Edin started his Boston University academic career at the College of General Studies before going on to graduate with a bachelor’s degree in political science and philosophy and a master of arts in philosophy the same year. He says of his time at CGS, “I thought it gave me an extremely well-rounded education and I think it actually changed me and turned me into a more disciplined, serious student.”
When people ask how he found the time to write his novel while earning a double major and a master’s degree at the same time, Edin says his studies and his writing “went hand in hand.” Studying philosophy as an academic discipline can be somewhat constricting, he says, so he used the novel to explore the ideas he was learning and to process them in a creative way.
A CGS professor played a key role in encouraging Edin’s writing: Jeffery Vail, master lecturer of humanities. Vail saw an early draft of the novel and gave Edin direct and honest criticism–and also encouraged Edin to get it published. “His opinion really meant a lot to me,” said Edin. “He really encouraged me to see it through.” Vail also encouraged Edin’s literary education outside of class, recommending books that shaped Edin’s literary style– books like Herman Melville’s epic Moby Dick and Cormac McCarthy’s Blood Meridian.
“I told him right away his talent was so superior to so many of the published– in some cases, famous published– science fiction and horror authors that I often read,” Vail says. “He’s only gotten better with time.

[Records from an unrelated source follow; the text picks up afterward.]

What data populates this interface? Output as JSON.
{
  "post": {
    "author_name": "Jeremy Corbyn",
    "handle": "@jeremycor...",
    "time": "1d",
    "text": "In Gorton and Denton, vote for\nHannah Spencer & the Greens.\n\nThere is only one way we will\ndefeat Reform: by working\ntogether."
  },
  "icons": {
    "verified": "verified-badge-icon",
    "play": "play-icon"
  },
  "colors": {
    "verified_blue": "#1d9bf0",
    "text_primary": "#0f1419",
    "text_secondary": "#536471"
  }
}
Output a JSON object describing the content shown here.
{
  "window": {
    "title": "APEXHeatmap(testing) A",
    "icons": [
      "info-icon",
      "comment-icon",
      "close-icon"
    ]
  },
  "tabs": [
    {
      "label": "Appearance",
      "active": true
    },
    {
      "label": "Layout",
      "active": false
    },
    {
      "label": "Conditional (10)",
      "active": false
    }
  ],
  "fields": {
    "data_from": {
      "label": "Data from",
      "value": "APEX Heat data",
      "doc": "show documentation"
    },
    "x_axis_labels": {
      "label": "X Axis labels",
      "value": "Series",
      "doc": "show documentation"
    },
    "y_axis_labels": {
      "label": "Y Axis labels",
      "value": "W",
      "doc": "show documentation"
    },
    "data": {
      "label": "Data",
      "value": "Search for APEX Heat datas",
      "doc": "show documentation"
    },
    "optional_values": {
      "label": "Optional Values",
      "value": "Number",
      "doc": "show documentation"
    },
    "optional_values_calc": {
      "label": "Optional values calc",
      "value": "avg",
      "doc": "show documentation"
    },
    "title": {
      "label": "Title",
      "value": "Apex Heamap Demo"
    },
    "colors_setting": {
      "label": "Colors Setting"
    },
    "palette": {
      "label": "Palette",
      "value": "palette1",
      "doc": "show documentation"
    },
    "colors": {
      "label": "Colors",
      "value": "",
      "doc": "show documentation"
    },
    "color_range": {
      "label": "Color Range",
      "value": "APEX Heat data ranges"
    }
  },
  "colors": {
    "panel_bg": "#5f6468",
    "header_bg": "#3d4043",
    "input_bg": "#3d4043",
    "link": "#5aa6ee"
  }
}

I think certain people are born with a certain genius for certain things and I think his is…a genius for writing.” CGS Dean and Charles Dickens scholar Natalie McKnight also read the manuscript and deemed Edin’s’s villain one of the best and most complicated villains she’d read in literature.
The Measurements of Decay is set in the “far future” and tells three intertwining stories. First, at a time when people have chosen to retreat into their own hallucinations, a renegade “embarks on a mission to destroy the galactic tyranny and liberate humanity from its own dreams.” Second, in the twenty-first century, “a disillusioned philosopher … proceeds on a hermetic quest to save humanity from itself, while also succumbing to his own moral decline.” And third, “a young girl reappears through various epochs” and “becomes unwillingly entangled in a political scheme spanning centuries.”
The book’s three stories take on questions of knowledge, freedom, and duty– abstract philosophical concepts but questions that have material consequences for our lives, Edin says. If you push them to their particularization, he says, “What you end up with is something that impacts the whole fabric of how we live our lives and how we interact with each other and how we think of ourselves and how we simply are in the world.”
Of course, we are living in a time when people do escape reality via devices; and like Edin’s disillusioned philosopher, we see a polarized society of people failing to understand each other. “It seems like there’s this frustration at the level of trying to communicate with others and to understand others,” Edin says. He wanted to push that question to its extreme and ask, why is that the case? “What I like about science fiction is the ability it gives you to speculate, to fantasize without it being…too fantastical,” Edin says. “It’s grounded in some kind of reality, but you’re allowed to speculate.”
Edin’s book is a weighty one–both in its 588 pages and in its philosophical musings. “The thing about big novels is they’re extremely uncompromising,” Edin says. “They really test the patience of the reader but they’re ultimately rewarding.” That is what he aimed for–a novel that both wrestled with life’s deep questions and told a story that rewarded the reader. “There are all these layers to it,” he says. “It’s philosophical and it’s literary and so on, but there’s that fundamental aspect of it being a good story.”
Read more about the book and find purchasing information at KKEdin.com. For an in-depth discussion of the novel’s philosophical underpinnings, read a recent interview with the American Philosophical Association blog.